3. Be creative. The publishing world seems filled with rules. How to write a query letter. How to write a synopsis. How to hook your audience. How to explain your premise. How to craft your elevator pitch. How to approach an editor or agent. I met with many anxious writer-wannabes who were tied in knots over getting all the rules correct. So anxious, in fact, it dammed off their creative funkiness. They were so preoccupied with getting it "right" they forgot about great writing, amazing premise, and bang on creativity. While it is important to understand the language of ideas within publishing (proposals), it is even more important to fully unleash your creative talents and abilities in order to craft irresistible fiction. Being amazing is better than being technically correct.

4. Message driven fiction is boring. All fiction is spiritual in nature. It all points to something bigger than ourselves. When writing Christian fiction, it's important to focus on the story - not the moral of the story. Don't write a novel about redemption. Write a novel about characters who live and breath and experience redemption in a powerful way. Get out of the way of your story. Take your message and put it where it belongs - implicitly inside the movement of the story. This is the truest meaning of "show, don't tell". Show me a novel about redemption by taking me on a journey that highlights the complexity of humans in contact with grace. Plumb the unreasonable depths of humanity with your story. Let that be your focus.

5. All fiction is about the human condition. Several people I spoke to were interested in writing sci-fi and fantasy. Each felt that because the genres are "other worldly" it was impossible to focus the books on the human experience. They weren't writing about humans, after all. One dear soul said, "I'm writing about faeries - and the worlds they inhabit." My response is, "Faeries don't buy books." I am not a ravenous fantasy/sci-fi reader, but I've read enough to know that these genres arent' just about the human experience, but the best ones are the human experience stripped to it's barest elements.

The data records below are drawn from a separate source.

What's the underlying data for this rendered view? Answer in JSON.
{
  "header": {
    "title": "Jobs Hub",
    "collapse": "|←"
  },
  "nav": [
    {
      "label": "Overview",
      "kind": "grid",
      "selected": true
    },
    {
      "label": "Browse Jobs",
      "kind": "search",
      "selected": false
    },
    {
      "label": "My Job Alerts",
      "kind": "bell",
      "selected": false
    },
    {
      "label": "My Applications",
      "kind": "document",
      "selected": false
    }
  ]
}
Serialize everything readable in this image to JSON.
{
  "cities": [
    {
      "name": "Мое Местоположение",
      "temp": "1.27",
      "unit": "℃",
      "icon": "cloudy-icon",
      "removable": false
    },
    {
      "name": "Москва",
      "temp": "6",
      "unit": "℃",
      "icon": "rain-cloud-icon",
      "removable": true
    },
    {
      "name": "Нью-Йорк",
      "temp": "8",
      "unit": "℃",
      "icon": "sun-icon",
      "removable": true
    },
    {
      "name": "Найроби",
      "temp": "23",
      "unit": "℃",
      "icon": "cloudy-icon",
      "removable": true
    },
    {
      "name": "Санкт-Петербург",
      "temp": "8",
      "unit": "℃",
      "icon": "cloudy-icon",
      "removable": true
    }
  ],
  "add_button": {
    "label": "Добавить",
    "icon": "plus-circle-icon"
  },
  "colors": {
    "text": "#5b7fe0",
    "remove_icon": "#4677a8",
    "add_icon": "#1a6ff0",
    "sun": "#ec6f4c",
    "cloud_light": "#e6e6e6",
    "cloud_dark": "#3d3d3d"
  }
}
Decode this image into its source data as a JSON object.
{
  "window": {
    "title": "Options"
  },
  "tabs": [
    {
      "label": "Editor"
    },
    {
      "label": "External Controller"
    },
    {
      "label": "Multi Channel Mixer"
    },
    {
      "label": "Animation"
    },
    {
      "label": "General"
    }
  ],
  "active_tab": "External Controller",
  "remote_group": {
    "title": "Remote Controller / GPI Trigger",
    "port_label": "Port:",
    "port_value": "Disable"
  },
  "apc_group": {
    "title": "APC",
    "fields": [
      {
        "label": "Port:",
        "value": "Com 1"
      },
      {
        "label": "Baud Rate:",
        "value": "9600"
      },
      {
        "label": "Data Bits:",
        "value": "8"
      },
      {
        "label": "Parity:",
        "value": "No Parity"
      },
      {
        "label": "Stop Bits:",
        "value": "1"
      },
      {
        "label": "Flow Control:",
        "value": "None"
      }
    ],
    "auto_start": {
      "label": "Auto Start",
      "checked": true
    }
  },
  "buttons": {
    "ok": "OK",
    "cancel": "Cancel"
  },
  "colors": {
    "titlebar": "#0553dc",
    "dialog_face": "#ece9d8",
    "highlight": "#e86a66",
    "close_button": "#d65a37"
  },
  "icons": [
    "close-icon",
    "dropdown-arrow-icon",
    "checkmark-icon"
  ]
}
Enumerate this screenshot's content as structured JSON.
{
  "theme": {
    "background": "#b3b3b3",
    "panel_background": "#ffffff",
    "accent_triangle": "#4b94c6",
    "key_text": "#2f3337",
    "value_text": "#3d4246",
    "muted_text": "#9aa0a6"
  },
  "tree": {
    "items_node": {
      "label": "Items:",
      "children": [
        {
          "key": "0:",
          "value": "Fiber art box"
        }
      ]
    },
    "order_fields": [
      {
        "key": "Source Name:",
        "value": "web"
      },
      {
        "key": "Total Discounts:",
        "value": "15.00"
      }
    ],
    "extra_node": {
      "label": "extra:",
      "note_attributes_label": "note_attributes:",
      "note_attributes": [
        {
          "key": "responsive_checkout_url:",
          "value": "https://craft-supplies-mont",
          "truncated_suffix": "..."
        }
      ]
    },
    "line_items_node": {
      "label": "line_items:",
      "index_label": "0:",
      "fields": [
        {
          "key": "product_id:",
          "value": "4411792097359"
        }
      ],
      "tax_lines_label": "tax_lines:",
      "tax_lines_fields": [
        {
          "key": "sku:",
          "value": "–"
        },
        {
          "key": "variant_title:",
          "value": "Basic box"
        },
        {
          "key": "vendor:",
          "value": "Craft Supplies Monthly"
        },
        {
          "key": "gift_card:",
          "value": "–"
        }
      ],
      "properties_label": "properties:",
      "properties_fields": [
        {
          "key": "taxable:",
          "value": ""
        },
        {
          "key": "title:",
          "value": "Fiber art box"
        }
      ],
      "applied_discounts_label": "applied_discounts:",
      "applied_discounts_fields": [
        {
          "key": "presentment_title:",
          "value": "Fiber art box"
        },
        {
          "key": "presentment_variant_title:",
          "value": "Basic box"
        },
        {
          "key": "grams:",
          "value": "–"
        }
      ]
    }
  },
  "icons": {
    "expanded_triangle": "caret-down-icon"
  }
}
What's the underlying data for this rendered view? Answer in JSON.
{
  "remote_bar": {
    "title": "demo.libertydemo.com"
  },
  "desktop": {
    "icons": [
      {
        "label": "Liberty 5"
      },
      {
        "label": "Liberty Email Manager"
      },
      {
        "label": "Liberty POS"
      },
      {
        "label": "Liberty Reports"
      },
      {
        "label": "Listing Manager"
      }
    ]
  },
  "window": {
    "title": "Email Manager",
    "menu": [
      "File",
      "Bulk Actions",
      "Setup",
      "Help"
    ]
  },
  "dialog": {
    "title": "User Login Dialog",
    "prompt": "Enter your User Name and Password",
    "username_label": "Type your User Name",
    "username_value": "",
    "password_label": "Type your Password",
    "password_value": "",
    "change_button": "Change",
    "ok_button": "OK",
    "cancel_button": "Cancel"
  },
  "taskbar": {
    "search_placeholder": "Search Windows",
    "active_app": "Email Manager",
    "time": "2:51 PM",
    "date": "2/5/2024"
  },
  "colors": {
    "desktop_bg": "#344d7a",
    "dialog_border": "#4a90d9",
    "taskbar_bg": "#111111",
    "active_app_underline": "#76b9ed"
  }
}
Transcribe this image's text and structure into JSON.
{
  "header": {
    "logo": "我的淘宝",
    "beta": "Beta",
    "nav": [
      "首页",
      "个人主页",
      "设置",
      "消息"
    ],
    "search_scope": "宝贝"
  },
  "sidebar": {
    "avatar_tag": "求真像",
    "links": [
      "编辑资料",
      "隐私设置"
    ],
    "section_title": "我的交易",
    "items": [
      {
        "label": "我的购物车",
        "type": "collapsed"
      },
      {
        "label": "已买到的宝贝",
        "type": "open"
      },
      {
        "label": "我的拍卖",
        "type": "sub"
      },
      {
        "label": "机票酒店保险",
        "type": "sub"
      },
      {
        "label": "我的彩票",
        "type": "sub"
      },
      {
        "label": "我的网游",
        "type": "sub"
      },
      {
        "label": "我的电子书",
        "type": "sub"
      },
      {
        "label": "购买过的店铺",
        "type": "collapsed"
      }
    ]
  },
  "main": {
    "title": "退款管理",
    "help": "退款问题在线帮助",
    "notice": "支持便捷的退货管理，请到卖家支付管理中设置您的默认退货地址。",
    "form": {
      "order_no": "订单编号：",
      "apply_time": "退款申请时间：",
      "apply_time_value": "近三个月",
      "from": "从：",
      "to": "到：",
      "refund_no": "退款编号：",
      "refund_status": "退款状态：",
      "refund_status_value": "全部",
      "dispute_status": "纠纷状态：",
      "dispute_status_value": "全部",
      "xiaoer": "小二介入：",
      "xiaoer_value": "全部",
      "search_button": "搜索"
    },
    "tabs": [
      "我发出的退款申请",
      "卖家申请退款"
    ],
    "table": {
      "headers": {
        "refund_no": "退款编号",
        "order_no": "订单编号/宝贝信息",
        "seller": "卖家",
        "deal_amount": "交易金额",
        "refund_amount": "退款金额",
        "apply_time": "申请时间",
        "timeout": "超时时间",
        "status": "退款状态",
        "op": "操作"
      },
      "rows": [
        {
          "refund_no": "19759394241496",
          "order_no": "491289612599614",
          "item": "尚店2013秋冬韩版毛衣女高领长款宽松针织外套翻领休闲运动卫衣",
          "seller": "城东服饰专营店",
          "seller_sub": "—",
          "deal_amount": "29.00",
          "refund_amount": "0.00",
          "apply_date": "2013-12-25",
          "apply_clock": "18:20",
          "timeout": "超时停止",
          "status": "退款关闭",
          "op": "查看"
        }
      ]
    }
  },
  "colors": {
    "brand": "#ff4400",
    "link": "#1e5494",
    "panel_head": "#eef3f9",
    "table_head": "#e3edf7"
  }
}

6. Being a writer presupposes self-understanding. We don't have to be Carl Rogers. We don't have to have "self-actualized" - but writers have a good grasp of their own identity, and empathy for the human condition. Writers need to be about to understand the human condition through the kaleidoscope of experience. The good, the bad, and the ugly. Writers look on all of it with unblinking, caring eyes. We listen long and hard to the voices that are different from our own, to the cultures and sub-cultures that we don't understand and are not a part of in order to add to our knowledge and compassion for people.

Time, dedication, and respect for the craft work together to make you a wonderful writer. I hope these reminders encourage you today.

I bid you good writing.


christian magazine said...

great ideas... though i need to go through and try to go out and attend these types of conferences...

L. Diane Wolfe said...

You nailed it with #1!!! I am stunned how many writers do not buy or read books. (Which is why I always tell author not to go to a writer's conference hoping to sell books - writers don't buy books!)

And the faeries bit made me chuckle...

Looking forward to hosting you this Sunday!

L. Diane Wolfe

Steve G said...

And the thoughts you have here tie in to the conversation at
If we want to write great books, we gotta get serious about the craft of writing. Almost any literate person can write a story, but it takes work and effort to write a great one.

Great Post!